(EXERCISE BRIEF): Needed from the entries below: every line that holds the word "photo".

══ MATERIAL PROVIDED ══

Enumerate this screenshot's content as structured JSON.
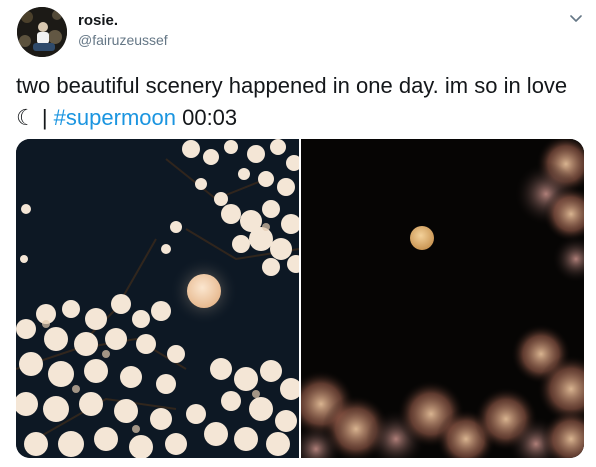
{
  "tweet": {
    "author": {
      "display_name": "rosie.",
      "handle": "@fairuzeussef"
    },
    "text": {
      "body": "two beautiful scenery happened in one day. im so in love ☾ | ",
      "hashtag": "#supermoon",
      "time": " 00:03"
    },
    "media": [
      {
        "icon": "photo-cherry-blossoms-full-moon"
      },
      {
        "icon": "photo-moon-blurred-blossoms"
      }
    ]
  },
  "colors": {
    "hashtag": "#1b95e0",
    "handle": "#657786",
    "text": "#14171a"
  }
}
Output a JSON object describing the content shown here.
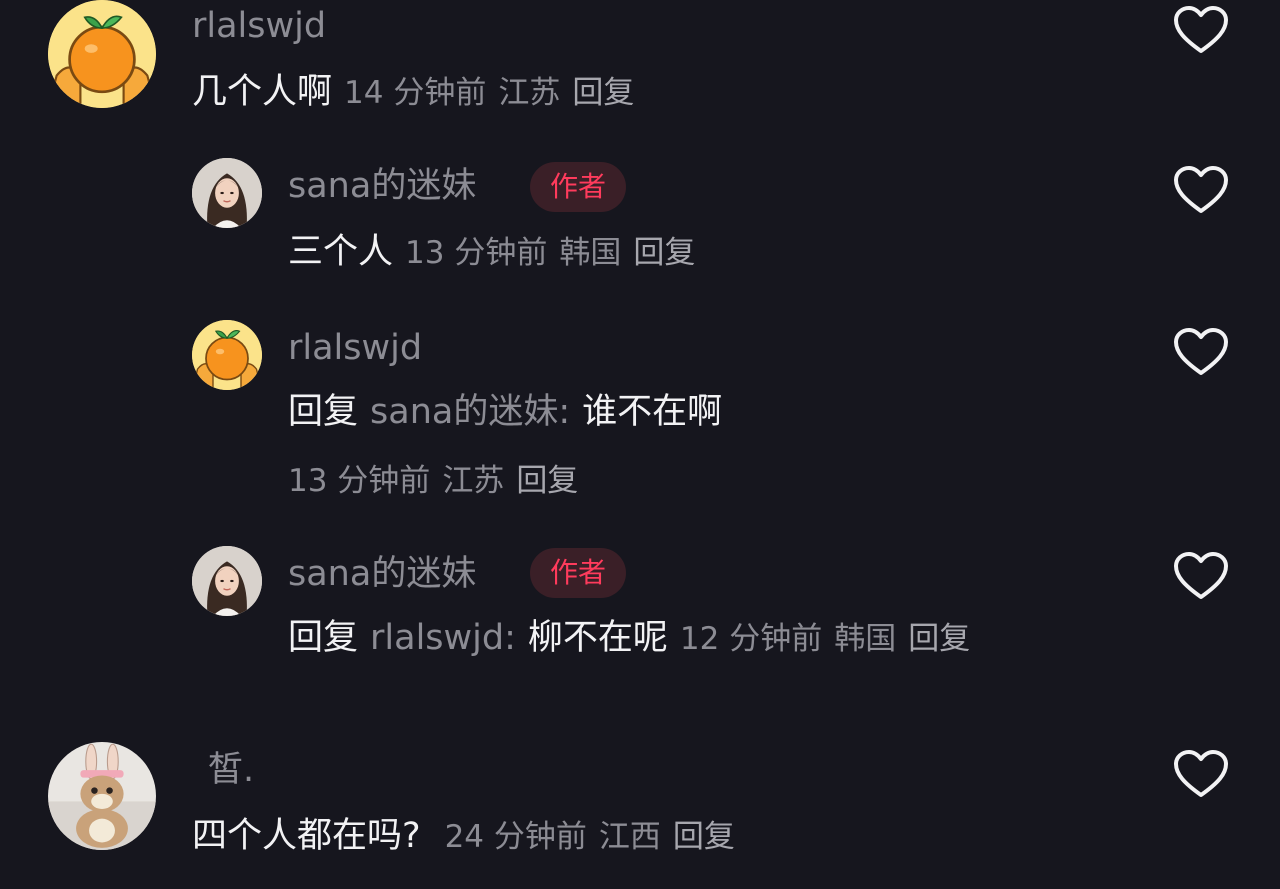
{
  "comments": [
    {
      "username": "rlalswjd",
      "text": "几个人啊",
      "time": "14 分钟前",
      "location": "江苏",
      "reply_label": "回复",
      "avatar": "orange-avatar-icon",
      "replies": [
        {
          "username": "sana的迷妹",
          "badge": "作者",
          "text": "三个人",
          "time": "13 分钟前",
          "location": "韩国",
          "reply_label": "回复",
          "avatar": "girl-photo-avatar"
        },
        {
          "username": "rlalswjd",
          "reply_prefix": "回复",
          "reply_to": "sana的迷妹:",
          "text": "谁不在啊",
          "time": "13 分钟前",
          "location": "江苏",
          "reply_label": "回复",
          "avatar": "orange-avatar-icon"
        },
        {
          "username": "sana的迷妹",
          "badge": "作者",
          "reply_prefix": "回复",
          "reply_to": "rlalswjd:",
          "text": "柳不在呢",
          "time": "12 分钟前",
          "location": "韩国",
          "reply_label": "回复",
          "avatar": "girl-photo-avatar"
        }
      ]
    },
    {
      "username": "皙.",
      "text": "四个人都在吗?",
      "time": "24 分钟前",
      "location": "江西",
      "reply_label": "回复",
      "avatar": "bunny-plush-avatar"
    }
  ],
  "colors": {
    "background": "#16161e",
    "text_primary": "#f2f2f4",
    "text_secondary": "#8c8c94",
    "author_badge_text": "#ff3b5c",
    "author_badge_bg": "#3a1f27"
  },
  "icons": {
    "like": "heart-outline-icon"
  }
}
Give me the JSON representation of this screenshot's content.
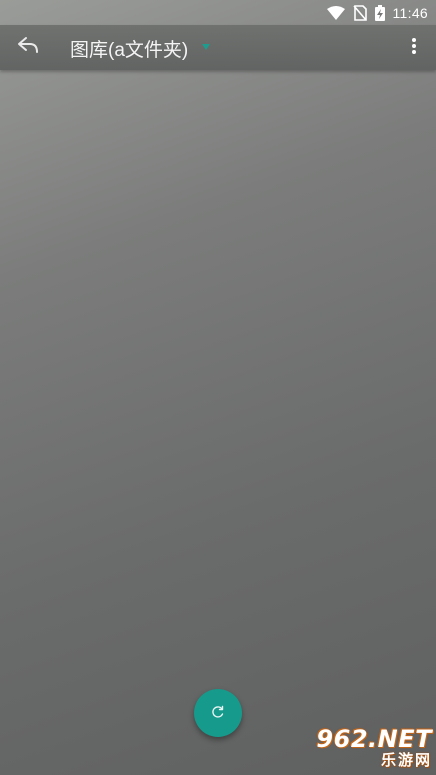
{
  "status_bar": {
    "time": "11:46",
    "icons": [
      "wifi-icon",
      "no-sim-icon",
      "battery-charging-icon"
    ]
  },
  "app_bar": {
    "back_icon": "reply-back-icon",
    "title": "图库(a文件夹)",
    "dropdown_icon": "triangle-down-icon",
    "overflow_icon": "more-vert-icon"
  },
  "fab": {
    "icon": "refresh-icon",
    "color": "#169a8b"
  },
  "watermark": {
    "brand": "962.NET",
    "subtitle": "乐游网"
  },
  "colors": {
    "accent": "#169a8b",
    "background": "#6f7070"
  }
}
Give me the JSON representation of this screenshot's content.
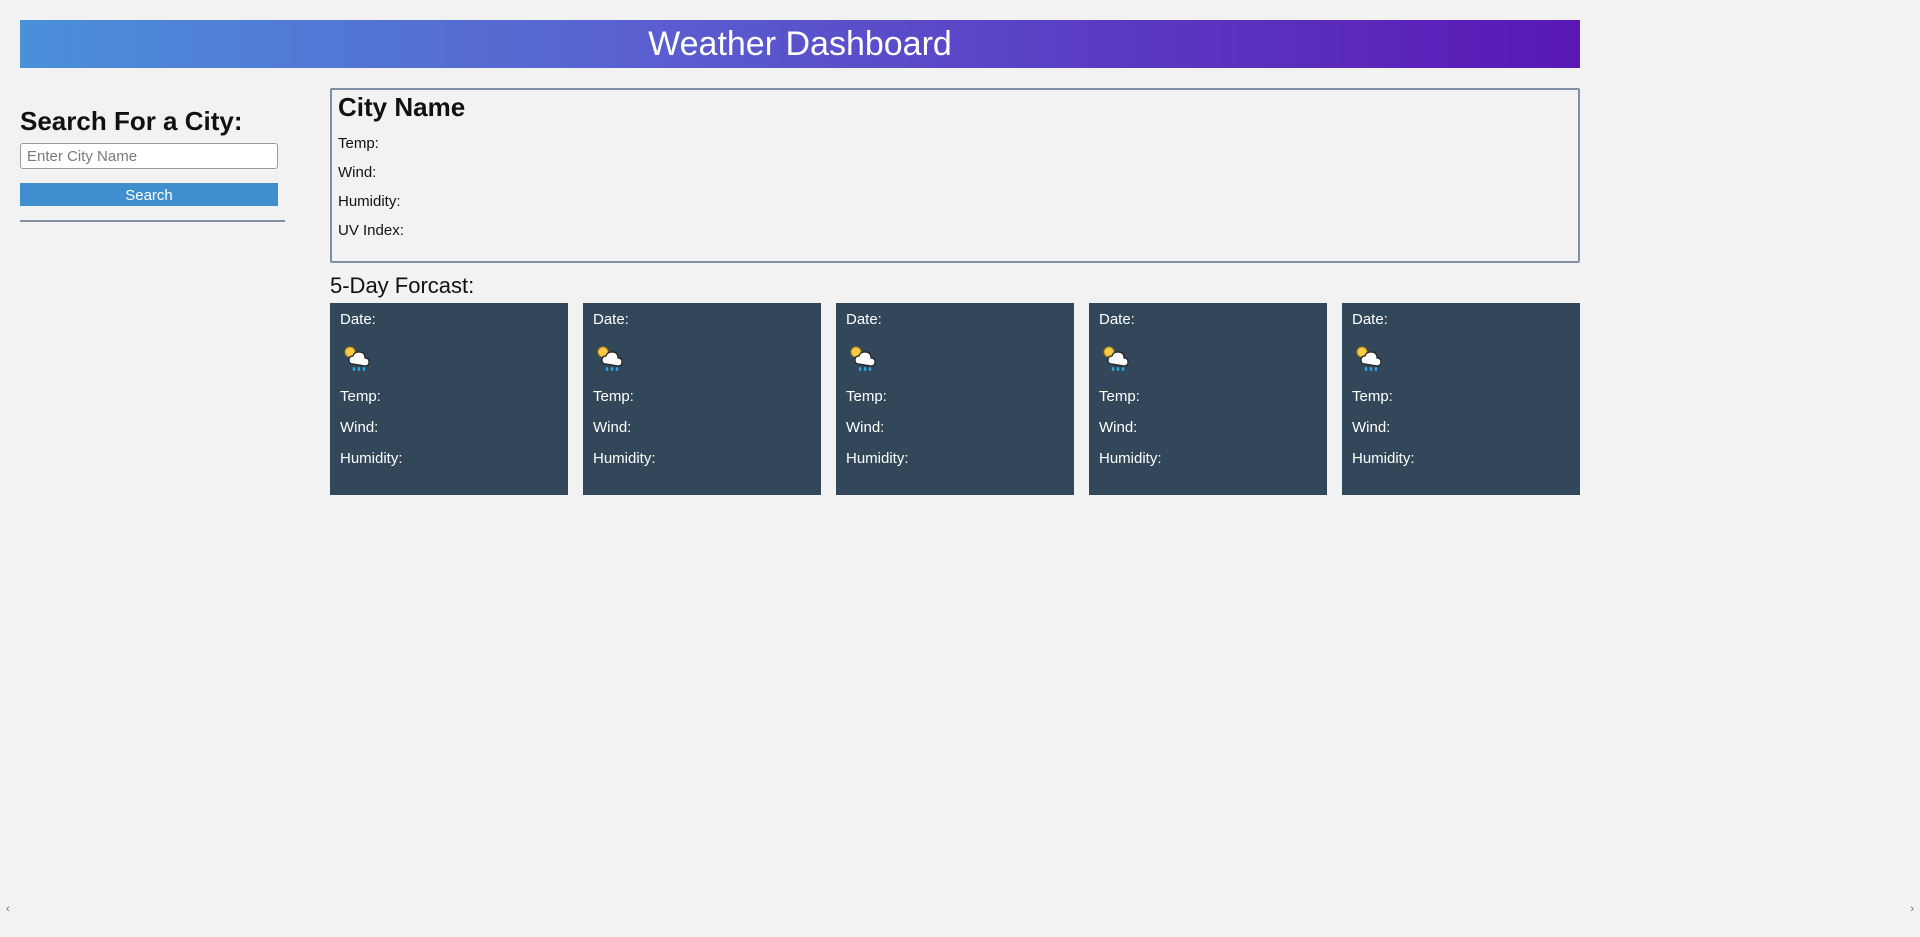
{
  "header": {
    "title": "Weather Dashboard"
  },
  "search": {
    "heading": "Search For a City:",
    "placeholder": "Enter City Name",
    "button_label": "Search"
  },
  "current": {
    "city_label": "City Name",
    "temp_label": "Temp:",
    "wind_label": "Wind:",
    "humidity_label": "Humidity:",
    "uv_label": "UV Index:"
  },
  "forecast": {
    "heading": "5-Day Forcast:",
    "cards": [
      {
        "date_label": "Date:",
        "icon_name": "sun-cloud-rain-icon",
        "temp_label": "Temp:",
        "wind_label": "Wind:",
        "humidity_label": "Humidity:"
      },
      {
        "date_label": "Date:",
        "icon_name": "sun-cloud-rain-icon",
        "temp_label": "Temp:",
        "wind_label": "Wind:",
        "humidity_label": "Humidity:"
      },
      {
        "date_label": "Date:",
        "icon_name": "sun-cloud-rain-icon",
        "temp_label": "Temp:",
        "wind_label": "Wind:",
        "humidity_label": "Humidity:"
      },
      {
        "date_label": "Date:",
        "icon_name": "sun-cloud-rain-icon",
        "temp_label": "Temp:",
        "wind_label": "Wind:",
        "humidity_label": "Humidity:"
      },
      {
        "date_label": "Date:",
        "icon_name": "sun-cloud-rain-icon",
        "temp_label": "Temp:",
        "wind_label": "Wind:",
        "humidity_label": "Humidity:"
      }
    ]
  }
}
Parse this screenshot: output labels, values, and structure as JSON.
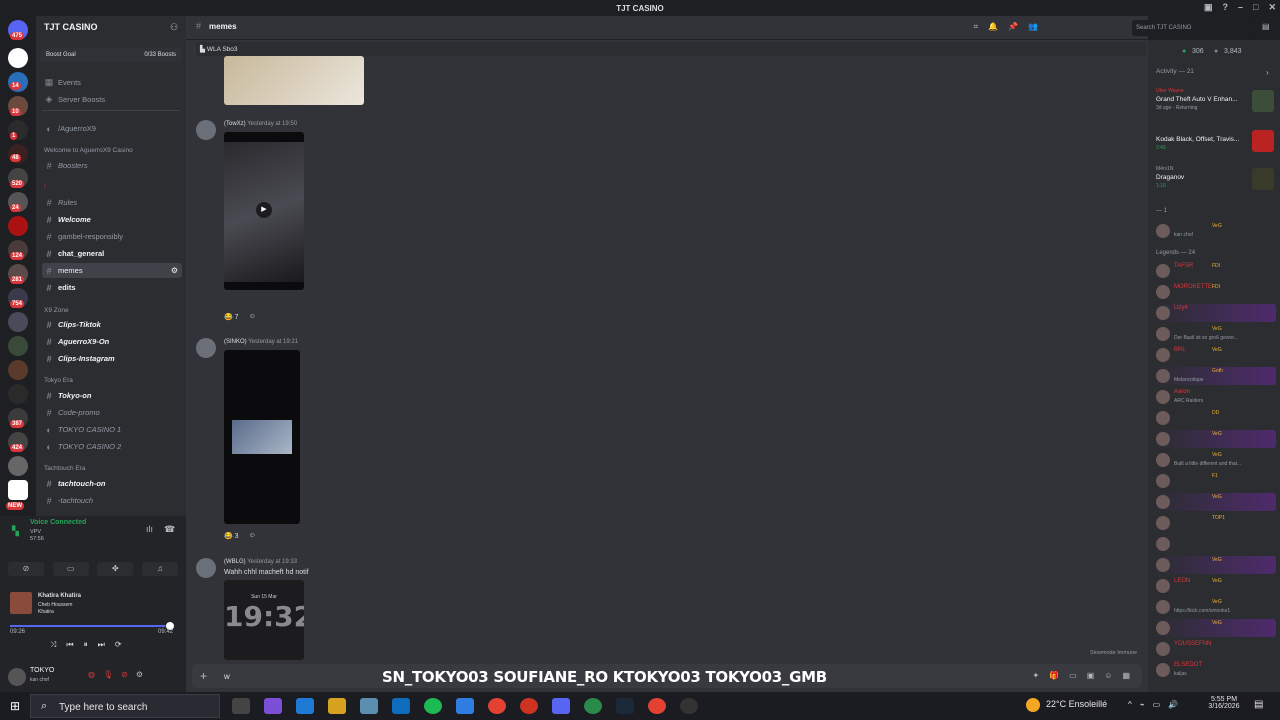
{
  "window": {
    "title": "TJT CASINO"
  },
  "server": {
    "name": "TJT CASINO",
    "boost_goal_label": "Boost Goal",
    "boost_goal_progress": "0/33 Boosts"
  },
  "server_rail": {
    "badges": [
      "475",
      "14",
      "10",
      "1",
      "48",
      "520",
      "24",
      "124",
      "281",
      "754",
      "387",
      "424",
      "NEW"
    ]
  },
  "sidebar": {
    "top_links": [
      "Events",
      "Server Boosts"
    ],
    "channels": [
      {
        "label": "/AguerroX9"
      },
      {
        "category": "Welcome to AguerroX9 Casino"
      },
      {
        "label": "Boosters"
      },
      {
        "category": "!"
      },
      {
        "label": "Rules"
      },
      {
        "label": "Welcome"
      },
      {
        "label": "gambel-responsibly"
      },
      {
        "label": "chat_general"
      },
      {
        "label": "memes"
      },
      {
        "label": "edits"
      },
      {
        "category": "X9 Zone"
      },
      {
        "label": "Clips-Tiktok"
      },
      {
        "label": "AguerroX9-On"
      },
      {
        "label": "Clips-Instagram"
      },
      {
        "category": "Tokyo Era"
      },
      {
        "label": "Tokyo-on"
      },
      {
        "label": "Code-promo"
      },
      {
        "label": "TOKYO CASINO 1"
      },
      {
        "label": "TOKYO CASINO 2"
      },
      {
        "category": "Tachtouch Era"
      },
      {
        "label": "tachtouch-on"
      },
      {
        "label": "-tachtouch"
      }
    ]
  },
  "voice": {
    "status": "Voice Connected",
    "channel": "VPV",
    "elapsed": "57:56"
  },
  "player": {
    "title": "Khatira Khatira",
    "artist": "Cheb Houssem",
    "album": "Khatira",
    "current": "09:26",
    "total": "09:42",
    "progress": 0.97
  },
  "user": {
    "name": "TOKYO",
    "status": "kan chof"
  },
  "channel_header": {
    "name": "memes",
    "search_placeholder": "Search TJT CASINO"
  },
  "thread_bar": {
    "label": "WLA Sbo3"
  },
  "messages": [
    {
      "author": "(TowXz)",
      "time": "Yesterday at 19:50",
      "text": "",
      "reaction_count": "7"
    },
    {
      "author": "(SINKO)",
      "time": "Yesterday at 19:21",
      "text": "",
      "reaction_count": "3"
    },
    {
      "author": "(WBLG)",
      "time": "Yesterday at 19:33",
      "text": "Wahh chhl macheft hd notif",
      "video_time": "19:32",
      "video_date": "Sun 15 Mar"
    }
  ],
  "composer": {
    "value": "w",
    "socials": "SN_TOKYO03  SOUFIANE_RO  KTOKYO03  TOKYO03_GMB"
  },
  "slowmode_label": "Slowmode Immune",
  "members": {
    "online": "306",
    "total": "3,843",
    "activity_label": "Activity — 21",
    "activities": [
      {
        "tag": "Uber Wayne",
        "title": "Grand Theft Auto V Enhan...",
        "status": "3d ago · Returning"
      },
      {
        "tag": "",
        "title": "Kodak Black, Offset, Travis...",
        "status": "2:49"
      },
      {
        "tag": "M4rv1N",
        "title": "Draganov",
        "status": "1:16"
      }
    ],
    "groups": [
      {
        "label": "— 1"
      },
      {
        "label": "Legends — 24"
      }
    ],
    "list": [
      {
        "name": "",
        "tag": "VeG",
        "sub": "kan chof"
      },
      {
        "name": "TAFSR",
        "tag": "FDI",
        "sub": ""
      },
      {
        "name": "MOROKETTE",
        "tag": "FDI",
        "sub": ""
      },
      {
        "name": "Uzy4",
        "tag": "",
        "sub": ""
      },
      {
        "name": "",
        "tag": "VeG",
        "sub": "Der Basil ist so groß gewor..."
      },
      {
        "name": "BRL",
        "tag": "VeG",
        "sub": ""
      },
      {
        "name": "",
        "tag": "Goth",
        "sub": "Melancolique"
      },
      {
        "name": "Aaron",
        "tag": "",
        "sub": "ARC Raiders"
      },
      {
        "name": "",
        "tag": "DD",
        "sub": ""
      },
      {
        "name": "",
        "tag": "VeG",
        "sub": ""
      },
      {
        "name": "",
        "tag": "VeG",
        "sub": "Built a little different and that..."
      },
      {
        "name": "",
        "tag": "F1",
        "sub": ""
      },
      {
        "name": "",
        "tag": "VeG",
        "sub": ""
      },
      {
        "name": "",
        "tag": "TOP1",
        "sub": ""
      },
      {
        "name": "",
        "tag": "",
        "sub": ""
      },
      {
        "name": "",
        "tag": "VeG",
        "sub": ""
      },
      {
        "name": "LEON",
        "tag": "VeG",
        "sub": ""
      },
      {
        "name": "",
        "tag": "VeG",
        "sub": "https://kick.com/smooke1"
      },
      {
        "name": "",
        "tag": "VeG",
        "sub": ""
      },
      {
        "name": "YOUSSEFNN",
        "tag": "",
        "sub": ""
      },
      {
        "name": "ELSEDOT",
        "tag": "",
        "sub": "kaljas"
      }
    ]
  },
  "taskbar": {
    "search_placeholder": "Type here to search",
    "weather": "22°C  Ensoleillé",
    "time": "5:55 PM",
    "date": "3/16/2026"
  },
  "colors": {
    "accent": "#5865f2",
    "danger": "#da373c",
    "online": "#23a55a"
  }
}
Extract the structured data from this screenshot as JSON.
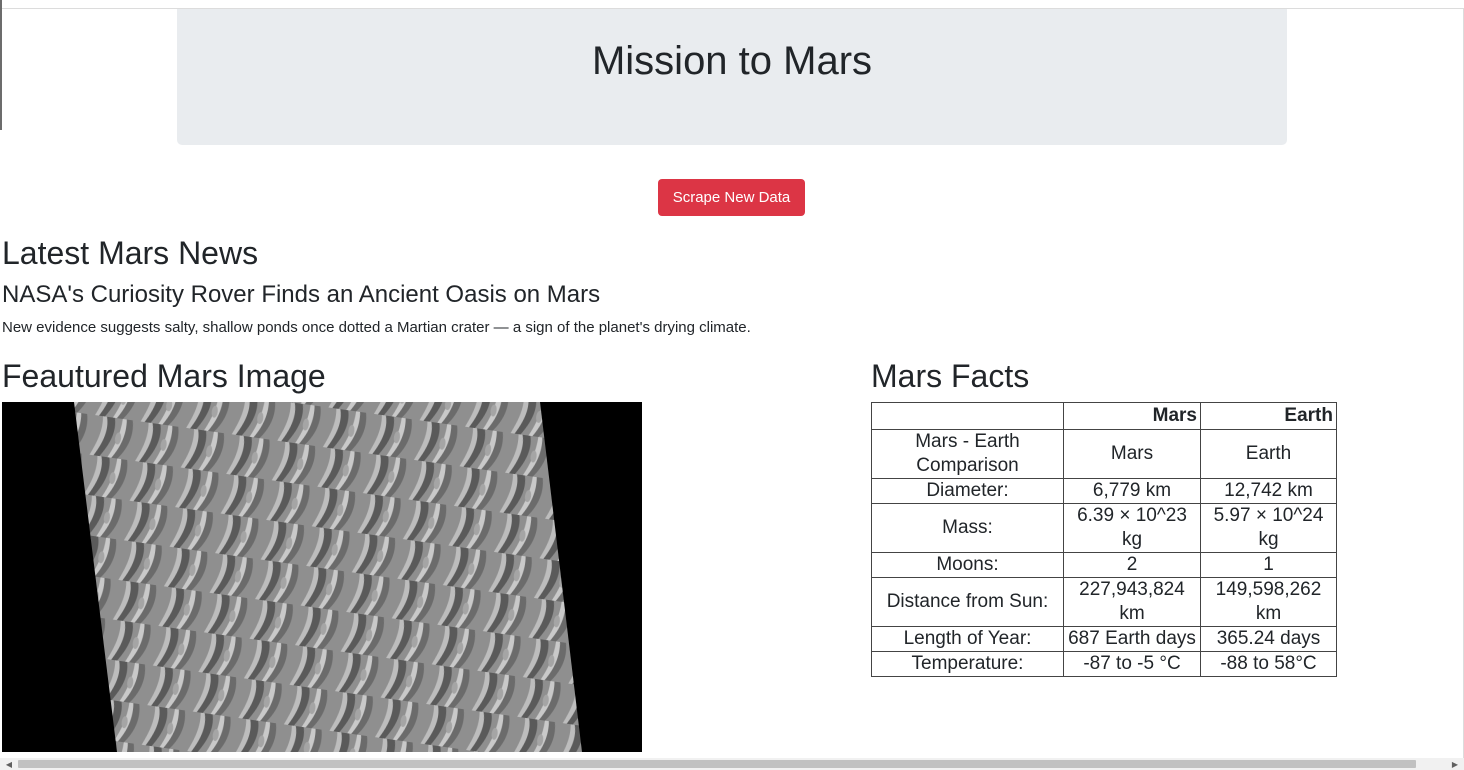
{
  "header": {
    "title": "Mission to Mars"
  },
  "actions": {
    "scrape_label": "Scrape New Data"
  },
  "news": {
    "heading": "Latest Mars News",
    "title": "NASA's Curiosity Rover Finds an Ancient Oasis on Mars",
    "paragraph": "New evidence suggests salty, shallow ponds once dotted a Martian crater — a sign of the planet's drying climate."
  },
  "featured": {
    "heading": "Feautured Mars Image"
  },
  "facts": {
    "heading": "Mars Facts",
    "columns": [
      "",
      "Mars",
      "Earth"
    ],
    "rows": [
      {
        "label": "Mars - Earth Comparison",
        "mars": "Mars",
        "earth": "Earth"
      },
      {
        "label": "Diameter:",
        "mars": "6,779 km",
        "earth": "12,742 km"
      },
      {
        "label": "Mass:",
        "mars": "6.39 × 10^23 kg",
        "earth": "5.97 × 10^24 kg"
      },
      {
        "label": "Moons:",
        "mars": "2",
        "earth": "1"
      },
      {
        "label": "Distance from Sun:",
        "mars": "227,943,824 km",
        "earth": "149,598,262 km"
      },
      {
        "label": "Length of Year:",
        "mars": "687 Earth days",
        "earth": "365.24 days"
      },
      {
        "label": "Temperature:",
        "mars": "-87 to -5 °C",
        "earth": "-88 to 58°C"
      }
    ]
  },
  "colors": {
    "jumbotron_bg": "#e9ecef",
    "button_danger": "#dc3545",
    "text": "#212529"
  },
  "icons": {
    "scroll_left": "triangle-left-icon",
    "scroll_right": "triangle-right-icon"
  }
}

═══

(EXERCISE SOLUTION):
        "icon": "photo-cherry-blossoms-full-moon"
        "icon": "photo-moon-blurred-blossoms"
          "avatar": "girl-photo-avatar"
          "avatar": "girl-photo-avatar"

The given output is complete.